(Data to examine Opens)
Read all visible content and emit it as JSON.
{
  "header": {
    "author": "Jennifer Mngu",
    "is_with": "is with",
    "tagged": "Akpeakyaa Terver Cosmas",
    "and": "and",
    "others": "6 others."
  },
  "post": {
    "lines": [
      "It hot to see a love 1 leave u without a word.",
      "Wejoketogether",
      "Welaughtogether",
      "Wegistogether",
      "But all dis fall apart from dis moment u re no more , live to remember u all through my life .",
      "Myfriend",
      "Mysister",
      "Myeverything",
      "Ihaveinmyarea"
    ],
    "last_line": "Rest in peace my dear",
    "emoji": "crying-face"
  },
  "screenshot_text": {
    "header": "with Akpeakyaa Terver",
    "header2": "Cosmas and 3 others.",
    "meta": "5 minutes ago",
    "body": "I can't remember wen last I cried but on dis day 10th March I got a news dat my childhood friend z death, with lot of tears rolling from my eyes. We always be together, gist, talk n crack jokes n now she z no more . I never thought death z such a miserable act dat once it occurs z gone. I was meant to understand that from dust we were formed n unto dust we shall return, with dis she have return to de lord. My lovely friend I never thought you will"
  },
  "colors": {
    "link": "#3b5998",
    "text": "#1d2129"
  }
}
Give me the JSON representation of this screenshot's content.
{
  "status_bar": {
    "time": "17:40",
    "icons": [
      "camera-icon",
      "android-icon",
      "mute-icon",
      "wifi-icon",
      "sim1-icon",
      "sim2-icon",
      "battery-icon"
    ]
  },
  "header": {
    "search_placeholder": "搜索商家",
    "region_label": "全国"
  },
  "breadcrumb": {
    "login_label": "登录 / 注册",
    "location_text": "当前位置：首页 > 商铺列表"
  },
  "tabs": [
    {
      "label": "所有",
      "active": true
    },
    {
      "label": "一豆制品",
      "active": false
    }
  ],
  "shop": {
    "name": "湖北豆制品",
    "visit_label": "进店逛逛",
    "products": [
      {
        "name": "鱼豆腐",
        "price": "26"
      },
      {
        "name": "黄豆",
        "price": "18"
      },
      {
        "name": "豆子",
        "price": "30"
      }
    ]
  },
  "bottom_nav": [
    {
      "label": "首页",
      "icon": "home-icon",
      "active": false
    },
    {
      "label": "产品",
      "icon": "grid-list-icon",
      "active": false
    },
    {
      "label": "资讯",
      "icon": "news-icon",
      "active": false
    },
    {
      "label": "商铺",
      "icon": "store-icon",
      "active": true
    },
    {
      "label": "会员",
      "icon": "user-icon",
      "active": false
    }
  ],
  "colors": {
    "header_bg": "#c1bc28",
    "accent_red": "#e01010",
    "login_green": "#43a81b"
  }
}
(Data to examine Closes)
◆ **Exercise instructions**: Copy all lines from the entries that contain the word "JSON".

◆ **Written solution**:
Read all visible content and emit it as JSON.
Give me the JSON representation of this screenshot's content.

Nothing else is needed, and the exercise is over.